In the past week, I have had many requests for photos of the holiday food. How did it all turn out? See for yourself:
I like my meals to start with an appetizer and a glass of wine, so we started with the always popular (and homemade) potato knishes, and also popular (but not homemade) mini hot dogs in blankets.
The gefilte fish is not made from the traditional lake fish, instead this one uses salmon and halibut. Delicious. If you are one of those people that hate gefilte fish (likely because you have only had the crap out of a jar), this is for you.
Next was chicken soup (made by me) with matzo balls (made by my mother-in-law) and/or kreplach (made by my mother). Kreplach (pronounced like it is spelled but with a gutteral “ch” at the end so it sounds like you are choking when you ask for more) are like wontons, filled with beef and onions and yumminess (yes, that is an ingredient).
Now, for the main courses, served over the course of a few nights…
Cherry Chicken (sweet, delicious, and so good I will be retrieving some from the freezer for next week’s pre-Yom-Kippur-fasting meal).
Sweet and sour meatballs, with extra delicious gravy that goes wonderfully on the mashed potato kugel (“kugel” usually describes a noodle pudding or casserole. Here we are describing mashed potatoes, combined with onions and eggs and baked until sublime).
Brisket. I was possibly most concerned about screwing this up (not in small part due to the fact that the giant 8.5 lb hunk of meat was pretty darn pricey), and it was super easy and tasty.
Braised lamb shanks. I make these in the crock pot and it takes about 5 minutes to prep them, so it has, by far, the best easy-to-make-to-delicious-to-eat ratio.
Salad – we must have something healthy, so I decided on the chickpea, cucumber and tomato salad. We needed something green and crunchy, and this tasted good, too.
Jerusalem noodle kugel (a more traditional “kugel”) – noodles made with salt, pepper and sugar and baked until creamy and delicious.

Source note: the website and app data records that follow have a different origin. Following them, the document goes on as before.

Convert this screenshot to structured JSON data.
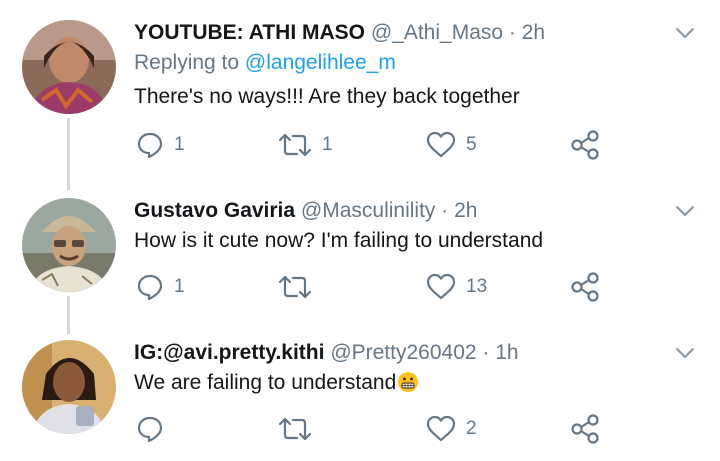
{
  "tweets": [
    {
      "name": "YOUTUBE: ATHI MASO",
      "handle": "@_Athi_Maso",
      "dot": "·",
      "time": "2h",
      "replying_prefix": "Replying to",
      "replying_handle": "@langelihlee_m",
      "text": "There's no ways!!! Are they back together",
      "replies": "1",
      "retweets": "1",
      "likes": "5"
    },
    {
      "name": "Gustavo Gaviria",
      "handle": "@Masculinility",
      "dot": "·",
      "time": "2h",
      "text": "How is it cute now? I'm failing to understand",
      "replies": "1",
      "retweets": "",
      "likes": "13"
    },
    {
      "name": "IG:@avi.pretty.kithi",
      "handle": "@Pretty260402",
      "dot": "·",
      "time": "1h",
      "text": "We are failing to understand",
      "emoji": "grimacing-face-emoji",
      "replies": "",
      "retweets": "",
      "likes": "2"
    }
  ],
  "colors": {
    "text": "#14171a",
    "secondary": "#657786",
    "link": "#1da1f2",
    "thread_line": "#cfd9de",
    "icon": "#657786"
  },
  "icons": [
    "reply-icon",
    "retweet-icon",
    "like-icon",
    "share-icon",
    "chevron-down-icon"
  ]
}
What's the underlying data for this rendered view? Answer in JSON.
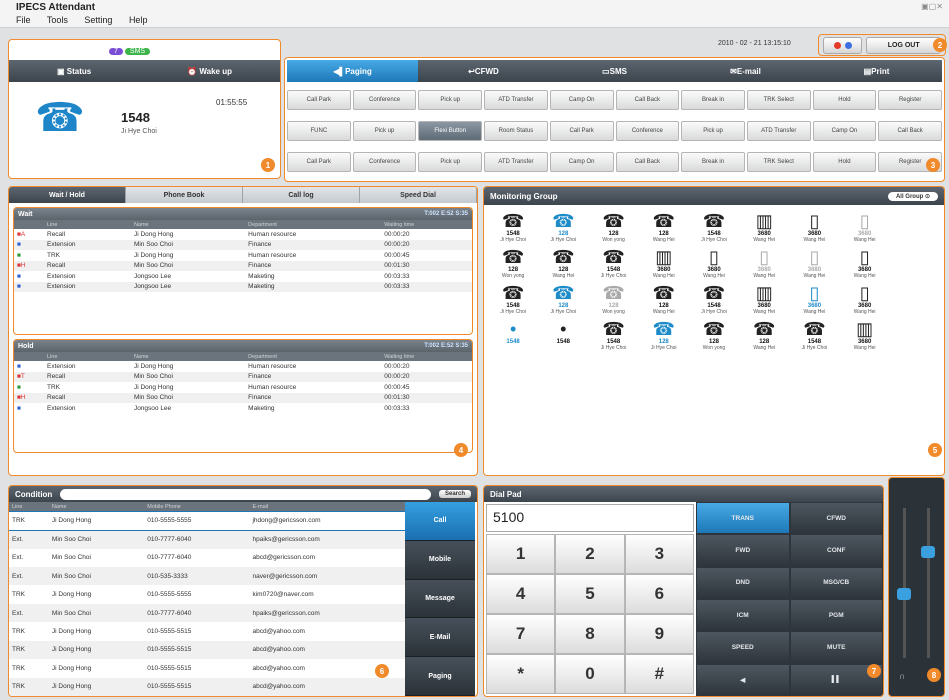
{
  "app": {
    "title": "IPECS Attendant",
    "window_controls": "▣▢✕"
  },
  "menu": [
    "File",
    "Tools",
    "Setting",
    "Help"
  ],
  "header": {
    "datetime": "2010 - 02 - 21 13:15:10",
    "logout_label": "LOG OUT",
    "dot_colors": [
      "#e23b2a",
      "#3b6fe2"
    ]
  },
  "status_panel": {
    "status_label": "Status",
    "wakeup_label": "Wake up",
    "bubble1": "7",
    "bubble2": "SMS",
    "timer": "01:55:55",
    "extension": "1548",
    "name": "Ji Hye Choi"
  },
  "func_tabs": [
    "Paging",
    "CFWD",
    "SMS",
    "E-mail",
    "Print"
  ],
  "func_rows": [
    [
      "Call Park",
      "Conference",
      "Pick up",
      "ATD Transfer",
      "Camp On",
      "Call Back",
      "Break in",
      "TRK Select",
      "Hold",
      "Register"
    ],
    [
      "FUNC",
      "Pick up",
      "Flexi Button",
      "Room Status",
      "Call Park",
      "Conference",
      "Pick up",
      "ATD Transfer",
      "Camp On",
      "Call Back"
    ],
    [
      "Call Park",
      "Conference",
      "Pick up",
      "ATD Transfer",
      "Camp On",
      "Call Back",
      "Break in",
      "TRK Select",
      "Hold",
      "Register"
    ]
  ],
  "wait_panel": {
    "tabs": [
      "Wait / Hold",
      "Phone Book",
      "Call log",
      "Speed Dial"
    ],
    "wait_title": "Wait",
    "wait_meta": "T:002  E:52  S:35",
    "columns": [
      "",
      "Line",
      "Name",
      "Department",
      "Waiting time"
    ],
    "wait_rows": [
      {
        "mark": "■A",
        "line": "Recall",
        "name": "Ji Dong Hong",
        "dept": "Human resource",
        "time": "00:00:20",
        "color": "#d33"
      },
      {
        "mark": "■",
        "line": "Extension",
        "name": "Min Soo Choi",
        "dept": "Finance",
        "time": "00:00:20",
        "color": "#2f5fd0"
      },
      {
        "mark": "■",
        "line": "TRK",
        "name": "Ji Dong Hong",
        "dept": "Human resource",
        "time": "00:00:45",
        "color": "#2a9a3a"
      },
      {
        "mark": "■H",
        "line": "Recall",
        "name": "Min Soo Choi",
        "dept": "Finance",
        "time": "00:01:30",
        "color": "#d33"
      },
      {
        "mark": "■",
        "line": "Extension",
        "name": "Jongsoo Lee",
        "dept": "Maketing",
        "time": "00:03:33",
        "color": "#2f5fd0"
      },
      {
        "mark": "■",
        "line": "Extension",
        "name": "Jongsoo Lee",
        "dept": "Maketing",
        "time": "00:03:33",
        "color": "#2f5fd0"
      }
    ],
    "hold_title": "Hold",
    "hold_meta": "T:002  E:52  S:35",
    "hold_rows": [
      {
        "mark": "■",
        "line": "Extension",
        "name": "Ji Dong Hong",
        "dept": "Human resource",
        "time": "00:00:20",
        "color": "#2f5fd0"
      },
      {
        "mark": "■T",
        "line": "Recall",
        "name": "Min Soo Choi",
        "dept": "Finance",
        "time": "00:00:20",
        "color": "#d33"
      },
      {
        "mark": "■",
        "line": "TRK",
        "name": "Ji Dong Hong",
        "dept": "Human resource",
        "time": "00:00:45",
        "color": "#2a9a3a"
      },
      {
        "mark": "■H",
        "line": "Recall",
        "name": "Min Soo Choi",
        "dept": "Finance",
        "time": "00:01:30",
        "color": "#d33"
      },
      {
        "mark": "■",
        "line": "Extension",
        "name": "Jongsoo Lee",
        "dept": "Maketing",
        "time": "00:03:33",
        "color": "#2f5fd0"
      }
    ]
  },
  "monitor": {
    "title": "Monitoring Group",
    "group_select": "All Group",
    "cells": [
      {
        "ic": "☎",
        "nm": "1548",
        "sub": "Ji Hye Choi",
        "style": ""
      },
      {
        "ic": "☎",
        "nm": "128",
        "sub": "Ji Hye Choi",
        "style": "blue"
      },
      {
        "ic": "☎",
        "nm": "128",
        "sub": "Won yong",
        "style": ""
      },
      {
        "ic": "☎",
        "nm": "128",
        "sub": "Wang Hei",
        "style": ""
      },
      {
        "ic": "☎",
        "nm": "1548",
        "sub": "Ji Hye Choi",
        "style": ""
      },
      {
        "ic": "▥",
        "nm": "3680",
        "sub": "Wang Hei",
        "style": ""
      },
      {
        "ic": "▯",
        "nm": "3680",
        "sub": "Wang Hei",
        "style": ""
      },
      {
        "ic": "▯",
        "nm": "3680",
        "sub": "Wang Hei",
        "style": "grey"
      },
      {
        "ic": "",
        "nm": "",
        "sub": "",
        "style": ""
      },
      {
        "ic": "☎",
        "nm": "128",
        "sub": "Won yong",
        "style": ""
      },
      {
        "ic": "☎",
        "nm": "128",
        "sub": "Wang Hei",
        "style": ""
      },
      {
        "ic": "☎",
        "nm": "1548",
        "sub": "Ji Hye Choi",
        "style": ""
      },
      {
        "ic": "▥",
        "nm": "3680",
        "sub": "Wang Hei",
        "style": ""
      },
      {
        "ic": "▯",
        "nm": "3680",
        "sub": "Wang Hei",
        "style": ""
      },
      {
        "ic": "▯",
        "nm": "3680",
        "sub": "Wang Hei",
        "style": "grey"
      },
      {
        "ic": "▯",
        "nm": "3680",
        "sub": "Wang Hei",
        "style": "grey"
      },
      {
        "ic": "▯",
        "nm": "3680",
        "sub": "Wang Hei",
        "style": ""
      },
      {
        "ic": "",
        "nm": "",
        "sub": "",
        "style": ""
      },
      {
        "ic": "☎",
        "nm": "1548",
        "sub": "Ji Hye Choi",
        "style": ""
      },
      {
        "ic": "☎",
        "nm": "128",
        "sub": "Ji Hye Choi",
        "style": "blue"
      },
      {
        "ic": "☎",
        "nm": "128",
        "sub": "Won yong",
        "style": "grey"
      },
      {
        "ic": "☎",
        "nm": "128",
        "sub": "Wang Hei",
        "style": ""
      },
      {
        "ic": "☎",
        "nm": "1548",
        "sub": "Ji Hye Choi",
        "style": ""
      },
      {
        "ic": "▥",
        "nm": "3680",
        "sub": "Wang Hei",
        "style": ""
      },
      {
        "ic": "▯",
        "nm": "3680",
        "sub": "Wang Hei",
        "style": "blue"
      },
      {
        "ic": "▯",
        "nm": "3680",
        "sub": "Wang Hei",
        "style": ""
      },
      {
        "ic": "",
        "nm": "",
        "sub": "",
        "style": ""
      },
      {
        "ic": "•",
        "nm": "1548",
        "sub": "",
        "style": "blue"
      },
      {
        "ic": "•",
        "nm": "1548",
        "sub": "",
        "style": ""
      },
      {
        "ic": "☎",
        "nm": "1548",
        "sub": "Ji Hye Choi",
        "style": ""
      },
      {
        "ic": "☎",
        "nm": "128",
        "sub": "Ji Hye Choi",
        "style": "blue"
      },
      {
        "ic": "☎",
        "nm": "128",
        "sub": "Won yong",
        "style": ""
      },
      {
        "ic": "☎",
        "nm": "128",
        "sub": "Wang Hei",
        "style": ""
      },
      {
        "ic": "☎",
        "nm": "1548",
        "sub": "Ji Hye Choi",
        "style": ""
      },
      {
        "ic": "▥",
        "nm": "3680",
        "sub": "Wang Hei",
        "style": ""
      },
      {
        "ic": "",
        "nm": "",
        "sub": "",
        "style": ""
      }
    ]
  },
  "phonebook": {
    "title": "Condition",
    "search_label": "Search",
    "columns": [
      "Line",
      "Name",
      "Mobile Phone",
      "E-mail"
    ],
    "rows": [
      [
        "TRK",
        "Ji Dong Hong",
        "010-5555-5555",
        "jhdong@gericsson.com"
      ],
      [
        "Ext.",
        "Min Soo Choi",
        "010-7777-6040",
        "hpaiks@gericsson.com"
      ],
      [
        "Ext.",
        "Min Soo Choi",
        "010-7777-6040",
        "abcd@gericsson.com"
      ],
      [
        "Ext.",
        "Min Soo Choi",
        "010-535-3333",
        "naver@gericsson.com"
      ],
      [
        "TRK",
        "Ji Dong Hong",
        "010-5555-5555",
        "kim0720@naver.com"
      ],
      [
        "Ext.",
        "Min Soo Choi",
        "010-7777-6040",
        "hpaiks@gericsson.com"
      ],
      [
        "TRK",
        "Ji Dong Hong",
        "010-5555-5515",
        "abcd@yahoo.com"
      ],
      [
        "TRK",
        "Ji Dong Hong",
        "010-5555-5515",
        "abcd@yahoo.com"
      ],
      [
        "TRK",
        "Ji Dong Hong",
        "010-5555-5515",
        "abcd@yahoo.com"
      ],
      [
        "TRK",
        "Ji Dong Hong",
        "010-5555-5515",
        "abcd@yahoo.com"
      ]
    ],
    "actions": [
      "Call",
      "Mobile",
      "Message",
      "E-Mail",
      "Paging"
    ]
  },
  "dialpad": {
    "title": "Dial Pad",
    "value": "5100",
    "keys": [
      "1",
      "2",
      "3",
      "4",
      "5",
      "6",
      "7",
      "8",
      "9",
      "*",
      "0",
      "#"
    ],
    "functions": [
      "TRANS",
      "CFWD",
      "FWD",
      "CONF",
      "DND",
      "MSG/CB",
      "ICM",
      "PGM",
      "SPEED",
      "MUTE",
      "◀",
      "▌▌"
    ]
  },
  "volume": {
    "left_label": "∩",
    "right_label": "●"
  },
  "badges": [
    "1",
    "2",
    "3",
    "4",
    "5",
    "6",
    "7",
    "8"
  ],
  "colors": {
    "accent": "#f08a2a",
    "selected": "#1e78b8",
    "dark": "#3c444c"
  }
}
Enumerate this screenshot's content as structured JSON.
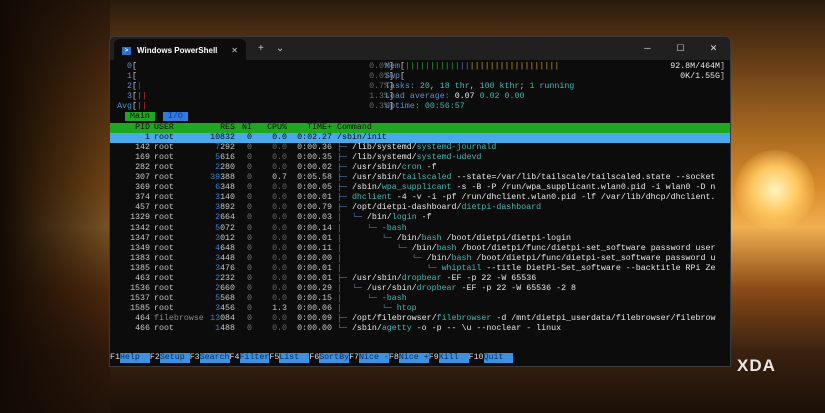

Just when you want to burst, we had desserts… cupcakes, flourless chocolate cake and a zillion things made by my mother-in-law: brownies, apple cake, banana cake, mandelbrot, and schnecken. What is a schnecken you may ask? Schnecken are little, sweet, rolled cookie-like things. They are often confused with rugalach (which are made with a cream cheese dough). Try them, you might like them (and then you may find yourself quoting The Birdcage… “when the schnecken beckon…“, or is that just me?)